Get spooked with these UA classes
Coconino Hall’s reception desk decorated for Halloween.
If you’re looking for a class to spook you all semester this Halloween season, the University of Arizona has opened up three of the spookiest classes offered this upcoming spring semester.
PAH 150: Weird Stuff: How to Think About the Paranormal, the Supernatural, and Other Mysterious Things
This course dives deep into the world of the paranormal and weird using critical thinking and a content-heavy curriculum.
According to Eddy White, the public and applied humanities associate professor teaching the class this semester, he wanted the class to be focused around asking questions to understand what it means to be a part of the human condition.
“We’re taking a close look at why people believe some supernatural and paranormal things,” White said. “We’re also learning about things that maybe they haven’t been exposed to before.”
White also discussed how at the beginning of the semester the students take a quiz ranking different ideas they believe in. At the end of the course they will take the quiz again to see if how they think about the same ideas has changed.
Daniel Swan, a student taking the class this semester, said that even though he is a skeptic, it is very interesting to learn about what people believe.
“I don’t believe in Bigfoot, I don’t believe in demons or angels, or any of those kinds of things,” Swan said. “The part that I can appreciate is I can see why people like what they like or believe what they believe, because everybody’s perceptions are different.”
FTV 150: The Haunted Screen: Understanding the Horror Film
This class studies horror film from many different countries and cultures, analyzing the genre’s film methods.
“Really, it’s a class about looking at international cinema and horror as a way to kind of understand more about the world,” said Joshua Gleich, the School of Film and Television assistant professor running the class. “If you understand what people are afraid of, you actually learn quite a bit about other countries.”
Gleich discussed how one of the first things the class talks about is why people are interested in horror films and why people pay money to get scared by a movie.
“You can kind of indulge in some of the things that I think we all deal with, or ways we think about the world through a movie,” Gleich said.
GER 273: Wicked Tales and Strange Encounters: German Romanticism and Beyond
Exploring 19th-century German literature, students in this class read and analyze strange motifs and themes.
Graduate student Sina Meissgeier took over the class after German Department assistant professor Joela Jacobs, the course creator, curated the content. According to Meissgeier, she has been following in Jacob’s footsteps in trying to emphasize critical thinking skills throughout the class.
“What would Freud say about Halloween as an American holiday?” is the quiz question that Meissgeier will hand out this Halloween week. According to her, the students will have to explore the ideas of death and love within the culture to answer the question.

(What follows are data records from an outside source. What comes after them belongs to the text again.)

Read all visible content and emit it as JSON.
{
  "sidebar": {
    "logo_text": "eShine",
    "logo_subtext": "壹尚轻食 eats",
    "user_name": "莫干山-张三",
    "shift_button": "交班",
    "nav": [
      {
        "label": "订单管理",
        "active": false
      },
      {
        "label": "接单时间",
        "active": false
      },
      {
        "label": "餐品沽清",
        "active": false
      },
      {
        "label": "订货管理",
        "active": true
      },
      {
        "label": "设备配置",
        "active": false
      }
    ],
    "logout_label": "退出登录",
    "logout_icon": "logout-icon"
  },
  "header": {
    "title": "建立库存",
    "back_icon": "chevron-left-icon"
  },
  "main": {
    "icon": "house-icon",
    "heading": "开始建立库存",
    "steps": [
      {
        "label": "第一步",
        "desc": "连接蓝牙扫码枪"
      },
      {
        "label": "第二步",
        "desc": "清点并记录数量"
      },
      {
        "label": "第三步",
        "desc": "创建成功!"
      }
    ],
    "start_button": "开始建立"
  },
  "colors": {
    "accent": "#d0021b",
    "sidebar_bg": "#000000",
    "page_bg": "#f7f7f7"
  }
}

Felicity Hodge, a pre-pharmacy student taking the class, discussed a lot about how she enjoys the weird and obscure stories.
“Honestly, in this class, it’s always kind of been Halloween.”
Follow Mikayla Kaber on Twitter